Meanwhile, importers have stumbled into trouble because of perishable goods. Due to a lack of space at the port, reefer containers cannot be offloaded on the yard. This puts imported fruits, frozen fish, baby food, and raw materials for medicine at the risk of rotting.
Port sources said a radiation test under the science and technology ministry is a must for delivering products imported in reefer containers. However, the test cannot be conducted now as the department concerned remains closed amid the shutdown.
In such a situation, customs cannot collect revenue, thus the pile of reefer containers is also expanding every day.
Enamul Karim, director (traffic) at the port, said, the average stay time for a ship at the port is 2.6 days every month.

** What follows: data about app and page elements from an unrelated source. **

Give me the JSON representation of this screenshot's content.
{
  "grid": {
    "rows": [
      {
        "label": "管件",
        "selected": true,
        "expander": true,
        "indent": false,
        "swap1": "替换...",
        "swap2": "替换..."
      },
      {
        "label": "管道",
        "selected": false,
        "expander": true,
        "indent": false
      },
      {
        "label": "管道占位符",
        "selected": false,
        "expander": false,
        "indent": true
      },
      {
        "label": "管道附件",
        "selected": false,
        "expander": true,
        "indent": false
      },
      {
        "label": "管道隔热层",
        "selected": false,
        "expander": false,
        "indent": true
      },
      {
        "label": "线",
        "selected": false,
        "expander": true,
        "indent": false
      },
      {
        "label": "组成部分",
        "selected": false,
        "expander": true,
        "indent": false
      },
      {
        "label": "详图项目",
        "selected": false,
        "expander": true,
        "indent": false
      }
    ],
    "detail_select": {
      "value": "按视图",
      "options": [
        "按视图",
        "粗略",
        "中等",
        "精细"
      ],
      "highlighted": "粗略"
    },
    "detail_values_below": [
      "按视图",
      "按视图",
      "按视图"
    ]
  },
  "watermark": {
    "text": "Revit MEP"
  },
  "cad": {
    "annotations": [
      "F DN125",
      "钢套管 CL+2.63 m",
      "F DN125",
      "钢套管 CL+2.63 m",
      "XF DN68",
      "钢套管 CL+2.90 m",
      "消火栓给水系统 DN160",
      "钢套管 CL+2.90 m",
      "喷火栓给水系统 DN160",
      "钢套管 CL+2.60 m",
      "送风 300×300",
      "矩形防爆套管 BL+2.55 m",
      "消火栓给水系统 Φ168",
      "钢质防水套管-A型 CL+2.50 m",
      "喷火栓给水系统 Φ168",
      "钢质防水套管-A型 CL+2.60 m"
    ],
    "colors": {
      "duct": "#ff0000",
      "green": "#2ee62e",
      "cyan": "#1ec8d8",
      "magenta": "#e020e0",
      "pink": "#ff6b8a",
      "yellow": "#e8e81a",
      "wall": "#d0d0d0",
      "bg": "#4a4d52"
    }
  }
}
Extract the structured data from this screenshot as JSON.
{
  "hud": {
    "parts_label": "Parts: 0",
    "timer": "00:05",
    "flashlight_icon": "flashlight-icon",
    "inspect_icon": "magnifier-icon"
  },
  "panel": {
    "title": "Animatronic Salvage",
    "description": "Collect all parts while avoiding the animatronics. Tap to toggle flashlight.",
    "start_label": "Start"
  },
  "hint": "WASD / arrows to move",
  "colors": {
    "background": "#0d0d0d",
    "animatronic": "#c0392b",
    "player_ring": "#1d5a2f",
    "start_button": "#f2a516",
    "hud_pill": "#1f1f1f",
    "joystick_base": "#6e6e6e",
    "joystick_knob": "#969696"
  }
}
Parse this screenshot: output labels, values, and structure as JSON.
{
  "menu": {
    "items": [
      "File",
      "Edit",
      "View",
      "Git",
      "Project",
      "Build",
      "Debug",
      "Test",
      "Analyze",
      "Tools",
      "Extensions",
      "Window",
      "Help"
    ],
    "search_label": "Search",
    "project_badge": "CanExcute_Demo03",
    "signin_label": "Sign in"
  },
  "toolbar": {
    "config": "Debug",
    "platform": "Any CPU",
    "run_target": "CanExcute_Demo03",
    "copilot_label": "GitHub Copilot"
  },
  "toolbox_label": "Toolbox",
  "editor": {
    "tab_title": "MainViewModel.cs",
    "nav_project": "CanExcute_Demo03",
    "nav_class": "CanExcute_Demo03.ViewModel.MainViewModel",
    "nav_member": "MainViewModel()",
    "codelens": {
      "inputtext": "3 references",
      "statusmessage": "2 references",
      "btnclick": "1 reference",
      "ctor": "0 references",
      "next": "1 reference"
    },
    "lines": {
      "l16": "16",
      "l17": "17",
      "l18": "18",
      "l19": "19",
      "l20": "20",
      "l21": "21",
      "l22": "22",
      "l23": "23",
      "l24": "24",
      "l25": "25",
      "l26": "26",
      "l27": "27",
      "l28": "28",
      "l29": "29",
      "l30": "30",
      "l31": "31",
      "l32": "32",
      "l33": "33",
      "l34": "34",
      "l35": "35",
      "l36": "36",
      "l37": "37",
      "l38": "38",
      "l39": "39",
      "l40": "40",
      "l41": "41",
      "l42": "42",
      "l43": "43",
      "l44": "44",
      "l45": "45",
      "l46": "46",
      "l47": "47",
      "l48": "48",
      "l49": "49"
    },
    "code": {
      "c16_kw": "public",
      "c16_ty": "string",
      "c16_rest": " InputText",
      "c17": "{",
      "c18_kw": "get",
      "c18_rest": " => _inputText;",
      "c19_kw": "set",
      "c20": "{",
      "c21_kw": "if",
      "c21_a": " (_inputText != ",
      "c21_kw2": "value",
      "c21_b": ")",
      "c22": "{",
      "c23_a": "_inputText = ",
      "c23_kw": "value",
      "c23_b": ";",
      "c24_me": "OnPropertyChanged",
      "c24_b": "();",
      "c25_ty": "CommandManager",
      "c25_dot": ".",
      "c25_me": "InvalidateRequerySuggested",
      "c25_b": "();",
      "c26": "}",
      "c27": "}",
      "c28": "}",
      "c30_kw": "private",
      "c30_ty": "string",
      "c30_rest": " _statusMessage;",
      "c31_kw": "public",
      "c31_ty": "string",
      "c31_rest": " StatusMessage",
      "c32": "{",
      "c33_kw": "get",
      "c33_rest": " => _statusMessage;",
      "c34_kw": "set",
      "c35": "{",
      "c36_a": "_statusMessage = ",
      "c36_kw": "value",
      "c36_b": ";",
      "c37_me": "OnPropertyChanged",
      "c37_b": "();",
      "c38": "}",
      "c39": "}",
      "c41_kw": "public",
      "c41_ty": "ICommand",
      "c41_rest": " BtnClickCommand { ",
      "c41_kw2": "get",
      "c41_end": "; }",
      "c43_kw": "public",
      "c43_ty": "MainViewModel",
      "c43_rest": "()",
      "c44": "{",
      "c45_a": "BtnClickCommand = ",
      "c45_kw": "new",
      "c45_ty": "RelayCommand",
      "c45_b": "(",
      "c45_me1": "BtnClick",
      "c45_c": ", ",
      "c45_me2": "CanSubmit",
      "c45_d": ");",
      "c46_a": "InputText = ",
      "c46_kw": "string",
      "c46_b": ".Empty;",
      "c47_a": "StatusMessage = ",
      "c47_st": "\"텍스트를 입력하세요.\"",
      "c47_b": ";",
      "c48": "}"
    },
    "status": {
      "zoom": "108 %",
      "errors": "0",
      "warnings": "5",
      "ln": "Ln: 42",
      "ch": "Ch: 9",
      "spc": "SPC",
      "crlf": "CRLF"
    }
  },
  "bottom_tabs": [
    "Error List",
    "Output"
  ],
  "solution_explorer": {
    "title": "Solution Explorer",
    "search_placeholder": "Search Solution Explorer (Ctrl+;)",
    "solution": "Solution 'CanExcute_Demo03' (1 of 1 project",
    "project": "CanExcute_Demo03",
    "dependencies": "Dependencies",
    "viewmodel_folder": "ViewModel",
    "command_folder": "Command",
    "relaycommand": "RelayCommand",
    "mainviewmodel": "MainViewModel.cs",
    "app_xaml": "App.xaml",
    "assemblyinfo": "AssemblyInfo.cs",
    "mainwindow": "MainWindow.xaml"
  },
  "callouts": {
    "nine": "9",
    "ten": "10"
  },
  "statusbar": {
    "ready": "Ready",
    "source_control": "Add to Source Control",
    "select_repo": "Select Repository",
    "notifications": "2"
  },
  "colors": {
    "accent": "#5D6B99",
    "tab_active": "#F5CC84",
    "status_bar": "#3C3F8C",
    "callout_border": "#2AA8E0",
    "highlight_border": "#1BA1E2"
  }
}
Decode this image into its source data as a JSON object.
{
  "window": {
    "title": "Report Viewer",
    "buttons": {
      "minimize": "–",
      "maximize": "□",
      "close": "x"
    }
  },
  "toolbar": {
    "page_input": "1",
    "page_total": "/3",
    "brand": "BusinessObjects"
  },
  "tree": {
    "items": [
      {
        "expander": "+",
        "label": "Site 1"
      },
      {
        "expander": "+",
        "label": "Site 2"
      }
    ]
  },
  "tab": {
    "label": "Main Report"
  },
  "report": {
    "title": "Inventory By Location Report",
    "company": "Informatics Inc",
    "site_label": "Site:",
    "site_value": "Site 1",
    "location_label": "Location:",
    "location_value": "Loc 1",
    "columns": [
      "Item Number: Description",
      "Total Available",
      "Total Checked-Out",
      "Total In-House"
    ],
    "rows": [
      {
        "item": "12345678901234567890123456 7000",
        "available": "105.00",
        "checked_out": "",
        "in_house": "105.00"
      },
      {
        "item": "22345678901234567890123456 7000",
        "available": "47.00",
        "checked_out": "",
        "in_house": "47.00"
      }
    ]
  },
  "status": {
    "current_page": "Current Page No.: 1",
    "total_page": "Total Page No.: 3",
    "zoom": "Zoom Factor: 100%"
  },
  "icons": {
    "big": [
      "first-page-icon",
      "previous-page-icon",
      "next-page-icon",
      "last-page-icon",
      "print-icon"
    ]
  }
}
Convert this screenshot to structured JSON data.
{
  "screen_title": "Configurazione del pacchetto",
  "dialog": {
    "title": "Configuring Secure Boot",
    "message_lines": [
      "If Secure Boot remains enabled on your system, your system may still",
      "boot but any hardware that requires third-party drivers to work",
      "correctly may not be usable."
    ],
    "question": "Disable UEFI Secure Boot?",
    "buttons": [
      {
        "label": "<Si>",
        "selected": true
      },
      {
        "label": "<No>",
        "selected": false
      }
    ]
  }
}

However, the time may increase.
Omar Faruq, Chattogram Port Authority secretary, said the normal operations of the port have been hampered due to the coronavirus crisis. "We are trying to overcome the problem."
Shafiqul Alam Jewel, vice-president of Bangladesh Shipping Agents Association, said, "We are facing some problems due to the unloading of containers by rationing. We have to pay fines for increasing the stay time of ships at the Chattogram port."
Meanwhile, the situation at Khatunganj, the country's largest wholesale market for commodities, has changed. The market, which usually remains crowded with trucks, is now almost empty. Despite a massive demand of essentials ahead of Ramadan, the products are not supplied to the different places of the country due to a lack of transport.
Solaiman Badsha, former president of Chaktai Khatunganj Babosayi Somity, said, "The supply of products from Khatunganj has fallen by 80 percent due to transport shortage. The prices of the essential commodities have started increasing in the gap of just a week."
The price of chickpeas has increased from Tk60 to Tk62, pulses from Tk80 to Tk88 and lentils from Tk65 to Tk78 per kilogramme.